- Sen. Bernie Sanders spoke candidly Saturday about his performance in this week's Democratic primaries
- "The disappointment, to be honest with you, was in Ohio," Sanders said
The Vermont senator told reporters here he was content with the overall delegate count and that his campaign's strategy is to accrue delegates through the primary process, reiterating what his top campaign officials have been saying for weeks.
"The disappointment, to be honest with you, was in Ohio," Sanders then said. "I had hoped that we had an outside shot to winning Ohio. Losing there by 15 points was a disappointment."
He added, "I will tell you also that we were pleased on Tuesday that we did as well as we did in North Carolina. That is the best result that we have had in the South. We lost it by 15 points.

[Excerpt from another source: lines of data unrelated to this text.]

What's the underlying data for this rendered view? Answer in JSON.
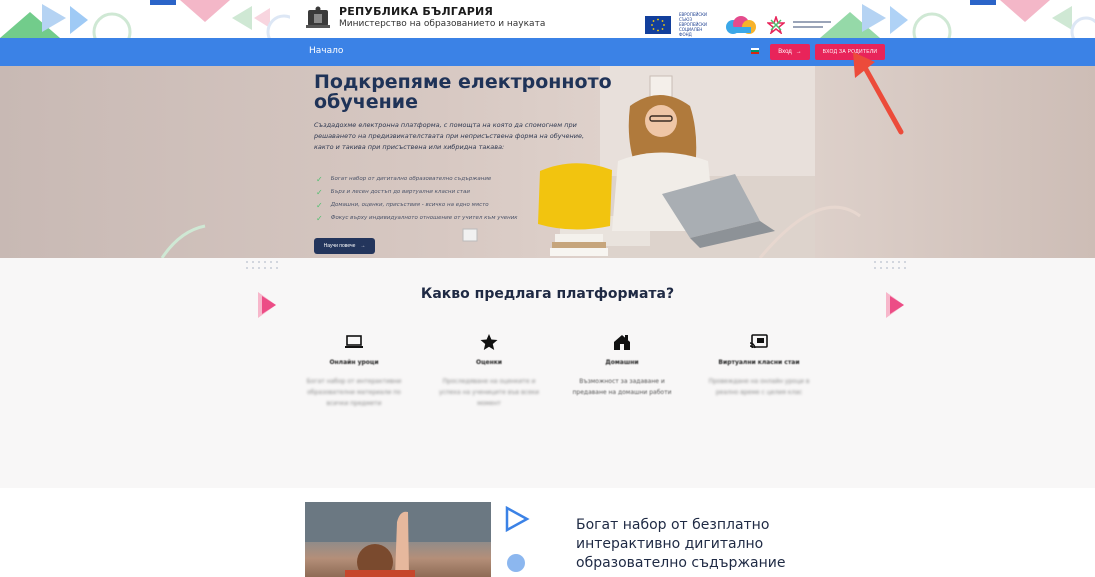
{
  "header": {
    "brand_title": "РЕПУБЛИКА БЪЛГАРИЯ",
    "brand_subtitle": "Министерство на образованието и науката",
    "eu_text": "ЕВРОПЕЙСКИ СЪЮЗ ЕВРОПЕЙСКИ СОЦИАЛЕН ФОНД"
  },
  "nav": {
    "home_label": "Начало",
    "login_label": "Вход",
    "parents_login_label": "ВХОД ЗА РОДИТЕЛИ"
  },
  "hero": {
    "title": "Подкрепяме електронното обучение",
    "description": "Създадохме електронна платформа, с помощта на която да спомогнем при решаването на предизвикателствата при неприсъствена форма на обучение, както и такива при присъствена или хибридна такава:",
    "bullets": [
      "Богат набор от дигитално образователно съдържание",
      "Бърз и лесен достъп до виртуални класни стаи",
      "Домашни, оценки, присъствия - всичко на едно място",
      "Фокус върху индивидуалното отношение от учител към ученик"
    ],
    "more_button": "Научи повече"
  },
  "features": {
    "title": "Какво предлага платформата?",
    "items": [
      {
        "icon": "laptop-icon",
        "name": "Онлайн уроци",
        "text": "Богат набор от интерактивни образователни материали по всички предмети"
      },
      {
        "icon": "star-icon",
        "name": "Оценки",
        "text": "Проследяване на оценките и успеха на учениците във всеки момент"
      },
      {
        "icon": "home-icon",
        "name": "Домашни",
        "text": "Възможност за задаване и предаване на домашни работи"
      },
      {
        "icon": "cast-icon",
        "name": "Виртуални класни стаи",
        "text": "Провеждане на онлайн уроци в реално време с целия клас"
      }
    ]
  },
  "lower": {
    "heading": "Богат набор от безплатно интерактивно дигитално образователно съдържание"
  },
  "colors": {
    "nav_blue": "#3b82e6",
    "accent_pink": "#e8245a",
    "navy": "#23355c",
    "check_green": "#4fbf6e"
  }
}
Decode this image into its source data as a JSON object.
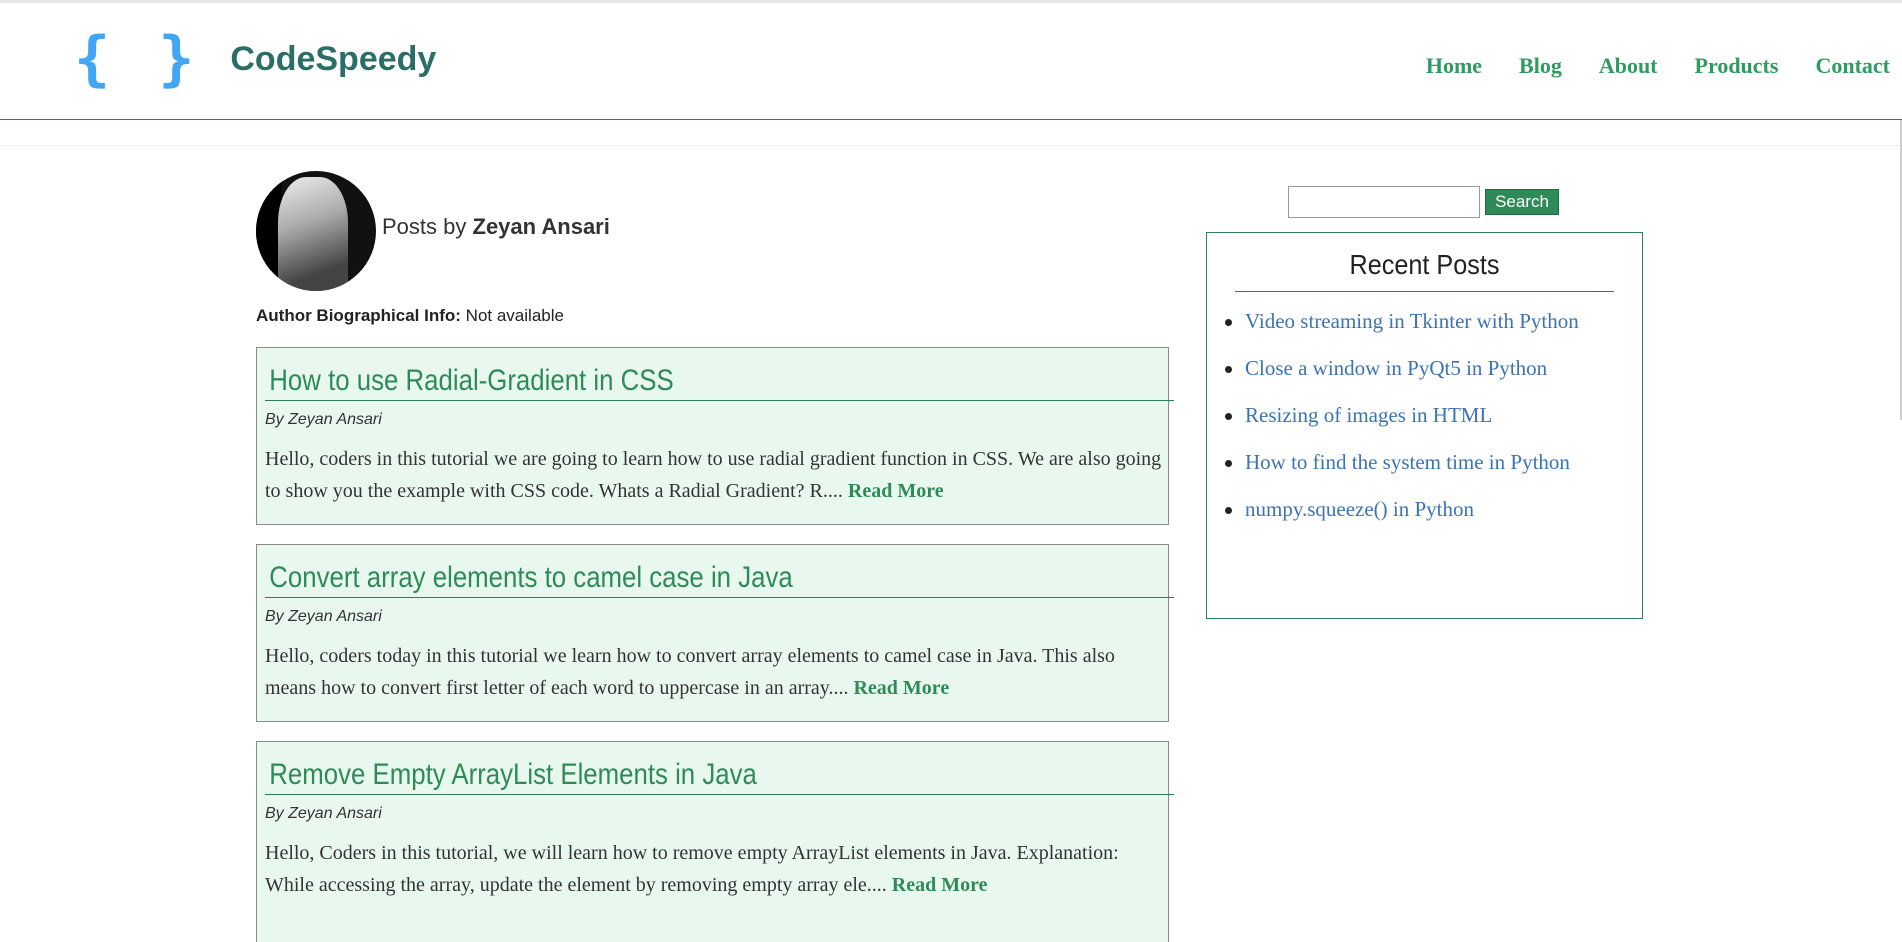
{
  "header": {
    "logo_braces": "{ }",
    "site_name": "CodeSpeedy",
    "nav": [
      {
        "label": "Home"
      },
      {
        "label": "Blog"
      },
      {
        "label": "About"
      },
      {
        "label": "Products"
      },
      {
        "label": "Contact"
      }
    ]
  },
  "author": {
    "posts_by_prefix": "Posts by",
    "name": "Zeyan Ansari",
    "bio_label": "Author Biographical Info:",
    "bio_value": "Not available"
  },
  "posts": [
    {
      "title": "How to use Radial-Gradient in CSS",
      "byline": "By Zeyan Ansari",
      "excerpt": "Hello, coders in this tutorial we are going to learn how to use radial gradient function in CSS. We are also going to show you the example with CSS code. Whats a Radial Gradient? R.... ",
      "read_more": "Read More"
    },
    {
      "title": "Convert array elements to camel case in Java",
      "byline": "By Zeyan Ansari",
      "excerpt": "Hello, coders today in this tutorial we learn how to convert array elements to camel case in Java. This also means how to convert first letter of each word to uppercase in an array.... ",
      "read_more": "Read More"
    },
    {
      "title": "Remove Empty ArrayList Elements in Java",
      "byline": "By Zeyan Ansari",
      "excerpt": "Hello, Coders in this tutorial, we will learn how to remove empty ArrayList elements in Java. Explanation: While accessing the array, update the element by removing empty array ele.... ",
      "read_more": "Read More"
    }
  ],
  "sidebar": {
    "search_value": "",
    "search_button": "Search",
    "recent_title": "Recent Posts",
    "recent_posts": [
      "Video streaming in Tkinter with Python",
      "Close a window in PyQt5 in Python",
      "Resizing of images in HTML",
      "How to find the system time in Python",
      "numpy.squeeze() in Python"
    ]
  },
  "colors": {
    "accent_green": "#2e8b57",
    "logo_blue": "#42a5f5",
    "link_blue": "#3b73b3",
    "card_bg": "#e8f8ef"
  }
}
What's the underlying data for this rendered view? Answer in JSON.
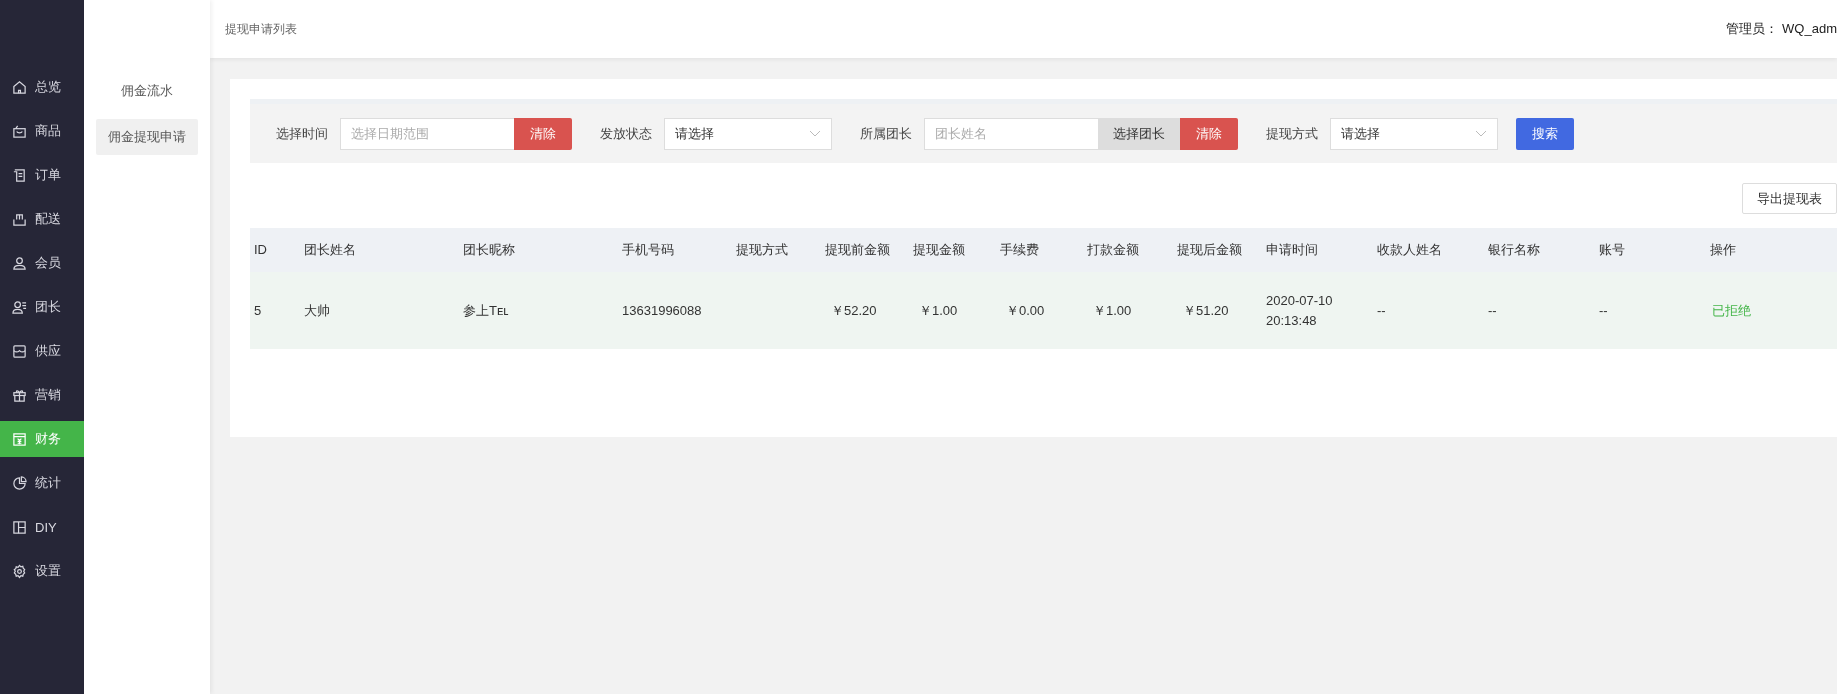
{
  "sidebar": {
    "items": [
      {
        "label": "总览",
        "selected": false
      },
      {
        "label": "商品",
        "selected": false
      },
      {
        "label": "订单",
        "selected": false
      },
      {
        "label": "配送",
        "selected": false
      },
      {
        "label": "会员",
        "selected": false
      },
      {
        "label": "团长",
        "selected": false
      },
      {
        "label": "供应",
        "selected": false
      },
      {
        "label": "营销",
        "selected": false
      },
      {
        "label": "财务",
        "selected": true
      },
      {
        "label": "统计",
        "selected": false
      },
      {
        "label": "DIY",
        "selected": false
      },
      {
        "label": "设置",
        "selected": false
      }
    ]
  },
  "subnav": {
    "items": [
      {
        "label": "佣金流水",
        "selected": false
      },
      {
        "label": "佣金提现申请",
        "selected": true
      }
    ]
  },
  "header": {
    "title": "提现申请列表",
    "admin": "管理员： WQ_adm"
  },
  "filters": [
    {
      "kind": "date",
      "label": "选择时间",
      "placeholder": "选择日期范围",
      "clear": "清除"
    },
    {
      "kind": "select",
      "label": "发放状态",
      "value": "请选择"
    },
    {
      "kind": "picker",
      "label": "所属团长",
      "placeholder": "团长姓名",
      "pick": "选择团长",
      "clear": "清除"
    },
    {
      "kind": "select",
      "label": "提现方式",
      "value": "请选择"
    }
  ],
  "search_button": "搜索",
  "export_button": "导出提现表",
  "table": {
    "columns": [
      "ID",
      "团长姓名",
      "团长昵称",
      "手机号码",
      "提现方式",
      "提现前金额",
      "提现金额",
      "手续费",
      "打款金额",
      "提现后金额",
      "申请时间",
      "收款人姓名",
      "银行名称",
      "账号",
      "操作"
    ],
    "rows": [
      {
        "cells": [
          "5",
          "大帅",
          "参上Tᴇʟ",
          "13631996088",
          "",
          "￥52.20",
          "￥1.00",
          "￥0.00",
          "￥1.00",
          "￥51.20",
          "2020-07-10 20:13:48",
          "--",
          "--",
          "--"
        ],
        "status": "已拒绝"
      }
    ]
  }
}
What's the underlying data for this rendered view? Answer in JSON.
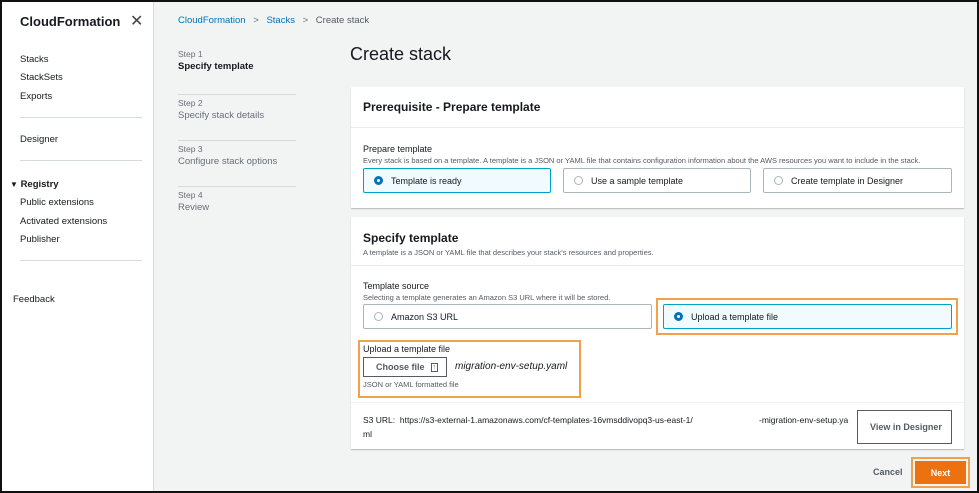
{
  "sidebar": {
    "title": "CloudFormation",
    "items": [
      "Stacks",
      "StackSets",
      "Exports"
    ],
    "designer": "Designer",
    "registry": "Registry",
    "registry_items": [
      "Public extensions",
      "Activated extensions",
      "Publisher"
    ],
    "feedback": "Feedback"
  },
  "breadcrumb": {
    "items": [
      "CloudFormation",
      "Stacks",
      "Create stack"
    ]
  },
  "steps": [
    {
      "n": "Step 1",
      "label": "Specify template"
    },
    {
      "n": "Step 2",
      "label": "Specify stack details"
    },
    {
      "n": "Step 3",
      "label": "Configure stack options"
    },
    {
      "n": "Step 4",
      "label": "Review"
    }
  ],
  "page_title": "Create stack",
  "prereq": {
    "header": "Prerequisite - Prepare template",
    "label": "Prepare template",
    "desc": "Every stack is based on a template. A template is a JSON or YAML file that contains configuration information about the AWS resources you want to include in the stack.",
    "options": [
      "Template is ready",
      "Use a sample template",
      "Create template in Designer"
    ],
    "selected": 0
  },
  "specify": {
    "header": "Specify template",
    "desc": "A template is a JSON or YAML file that describes your stack's resources and properties.",
    "source_label": "Template source",
    "source_desc": "Selecting a template generates an Amazon S3 URL where it will be stored.",
    "options": [
      "Amazon S3 URL",
      "Upload a template file"
    ],
    "selected": 1,
    "upload_label": "Upload a template file",
    "choose_file": "Choose file",
    "file_name": "migration-env-setup.yaml",
    "upload_hint": "JSON or YAML formatted file",
    "s3_label": "S3 URL:",
    "s3_url_1": "https://s3-external-1.amazonaws.com/cf-templates-16vmsddivopq3-us-east-1/",
    "s3_url_2": "-migration-env-setup.ya",
    "s3_url_3": "ml",
    "view_designer": "View in Designer"
  },
  "footer": {
    "cancel": "Cancel",
    "next": "Next"
  },
  "colors": {
    "accent": "#ec7211",
    "highlight": "#f0a14a",
    "link": "#0073bb"
  }
}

May sound like a lot, but compared to some of the other losses we've had, we did pretty well."
Sanders also addressed a New York Times report
that President Barack Obama told fundraisers in a private meeting that Sanders' bid was nearing an end and the party needed to unite behind Clinton
"I think they walked them back," Sanders said of the comments. "But here is the point: we are halfway through the Democratic nominating process." He cited states such as New York, Oregon and Washington that have yet to vote.
"It would be extraordinarily undemocratic to the tell the people in half the states in America, 'Oh, you don't have a right to get involved in the nominating process for the Democratic candidate,'" he said.
"I think if you write off or say to half the states in this country that they should not participate, their response may well be on election day, 'Well, you didn't want us to participate in the primary process, so we're not going to come out for the general election.'"